When Herbert and her husband went to retrieve the heavy marker, which is reinforced with steel rebar, she recalled, “We couldn’t budge it. We had to wait until our two sons came home from college.”
Brian A. Butko, director of publications at the Senator John Heinz History Center in Pittsburgh and author of several books about the Lincoln Highway, noted there were only 23 of the cement markers remaining close to their original locations in 1996, when he published his “Pennsylvania Traveler’s Guide to the Lincoln Highway.”
Just two can be found in Westmoreland County — outside the Ligonier Town Hall and along Arnold Palmer Drive west of Youngstown. The sole original marker in Allegheny County, according to Butko, stands at Ardmore and Yost boulevards in Forest Hills.
“There are still a lot of locals and street departments who have no idea of (the markers’) significance,” he said. “Unfortunately, those markers are often destroyed or end up on eBay.”
Many markers, including the one on view at the Lincoln Highway Experience, are missing the bronze medallion at the top that depicted the 16th U.S. president.

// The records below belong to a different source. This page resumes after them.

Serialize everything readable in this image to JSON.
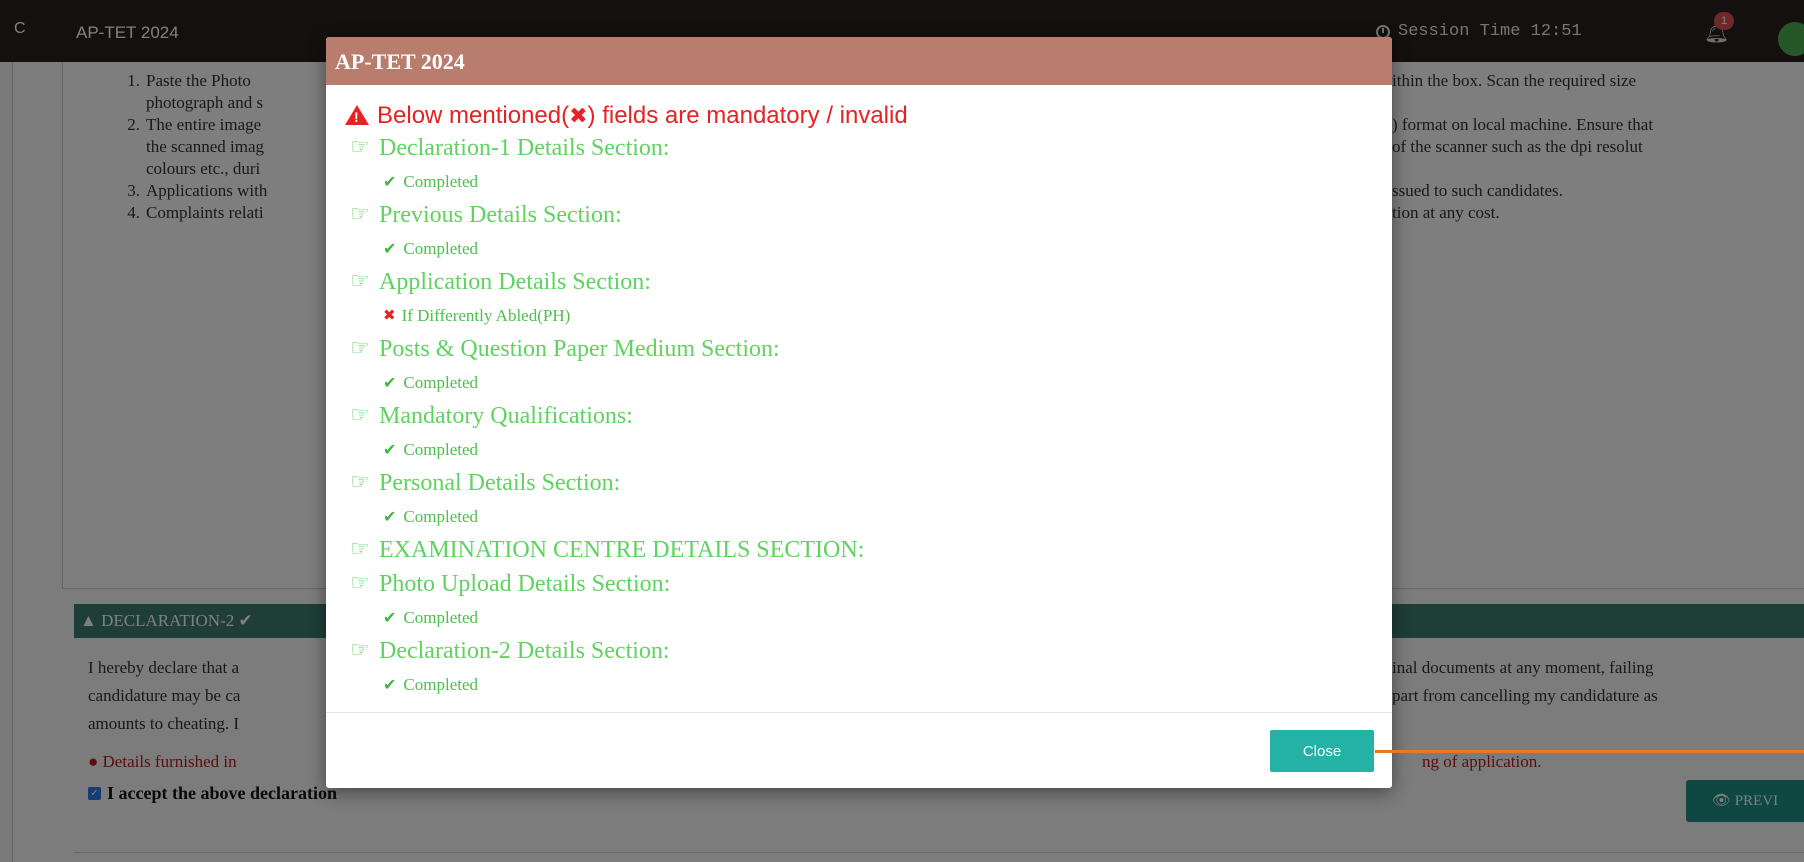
{
  "topbar": {
    "logo_fragment": "C",
    "app_title": "AP-TET 2024",
    "session_time": "Session Time 12:51",
    "notification_count": "1"
  },
  "instructions": [
    {
      "num": "1.",
      "lines": [
        "Paste the Photo",
        "ithin the box. Scan the required size"
      ],
      "cont": [
        "photograph and s"
      ]
    },
    {
      "num": "2.",
      "lines": [
        "The entire image",
        ") format on local machine. Ensure that"
      ],
      "cont": [
        "the scanned imag",
        "of the scanner such as the dpi resolut",
        "colours etc., duri"
      ]
    },
    {
      "num": "3.",
      "lines": [
        "Applications with",
        "ssued to such candidates."
      ],
      "cont": []
    },
    {
      "num": "4.",
      "lines": [
        "Complaints relati",
        "tion at any cost."
      ],
      "cont": []
    }
  ],
  "declaration2": {
    "header": "DECLARATION-2",
    "text_left": [
      "I hereby declare that a",
      "candidature may be ca",
      "amounts to cheating. I"
    ],
    "text_right": [
      "inal documents at any moment, failing",
      "part from cancelling my candidature as"
    ],
    "warning_left": "Details furnished in",
    "warning_right": "ng of application.",
    "accept_label": "I accept the above declaration",
    "preview_label": "PREVI"
  },
  "modal": {
    "title": "AP-TET 2024",
    "alert": {
      "prefix": "Below mentioned(",
      "suffix": ") fields are mandatory / invalid"
    },
    "sections": [
      {
        "title": "Declaration-1 Details Section:",
        "status": "Completed",
        "ok": true
      },
      {
        "title": "Previous Details Section:",
        "status": "Completed",
        "ok": true
      },
      {
        "title": "Application Details Section:",
        "status": "If Differently Abled(PH)",
        "ok": false
      },
      {
        "title": "Posts & Question Paper Medium Section:",
        "status": "Completed",
        "ok": true
      },
      {
        "title": "Mandatory Qualifications:",
        "status": "Completed",
        "ok": true
      },
      {
        "title": "Personal Details Section:",
        "status": "Completed",
        "ok": true
      },
      {
        "title": "EXAMINATION CENTRE DETAILS SECTION:",
        "status": "",
        "ok": true
      },
      {
        "title": "Photo Upload Details Section:",
        "status": "Completed",
        "ok": true
      },
      {
        "title": "Declaration-2 Details Section:",
        "status": "Completed",
        "ok": true
      }
    ],
    "close_label": "Close"
  },
  "colors": {
    "topbar": "#2b2120",
    "modal_header": "#b97d6e",
    "success_green": "#5fd35f",
    "error_red": "#e62222",
    "close_button": "#24b1a6",
    "declaration_header": "#3e7d6e"
  }
}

Pennsylvania’s chapter of a new version of the Lincoln Highway Association has made an effort in the past few years to ensure remaining cement markers aren’t forgotten.
Jeff Stonesifer of Gettysburg, director of the state chapter, has been hands-on in placing election-style signs next to the cement markers to point out their significance to the uninitiated and to solicit interest in the chapter and its goal of celebrating the historic Lincoln Highway route.
“I like to try to keep the history in view,” Stonesifer said. “It’s just a fun hobby.”
In the case of the cement marker near Youngstown and another farther east in Stoystown, Somerset County, Stonesifer said, “They were on private property and the landowners didn’t know what they were.”
But, he said, the owners allowed the association to install the adjacent new signs and agreed to mow around them.
“It’s heartwarming to see so many people taking care of their local markers, especially since about 95 percent of the originals are now gone,” said Butko, who was a founding director of the new Lincoln Highway Association before shifting his focus to publications.
“Reproduction markers may outnumber the originals by now,” he noted.
Stonesifer’s chapter placed one of its signs next to a reproduction marker at the parking lot of Barnhart Funeral Home, along East Pittsburgh Street in Greensburg.
The recreated marker stands across the street from where the original once stood, according to funeral director Mark Barnhart. He noted late Greensburg resident Wilbur “Wib” Albright, a local history and Lincoln Highway buff, was the driving force behind that effort, along with his wife, Margaret.
“He installed it and he set up a dedication ceremony that we had,” in October 1997, Barnhart noted. “Every once in a while someone will pull in the parking lot who is traveling the Lincoln Highway.”
Barnhart, who is a member of the Lincoln Highway Association, took the group’s sign inside for the winter after somebody moved it. He plans to display it once more when mild weather returns.
“Raising awareness is the best method for saving the original (Lincoln Highway) roadway and the old buildings and businesses along it,” Butko said. “The costs of preservation may seem daunting, but there is far more value in saving cultural artifacts, both from a business standpoint and for quality of life.
“Tourists, both local and from around the world, visit an area to see and experience its history, not to see the same chain stores they can find at home.”
Jeff Himler is a Tribune-Review staff writer. You can contact Jeff at 724-836-6622, email@example.com or via Twitter @jhimler_news.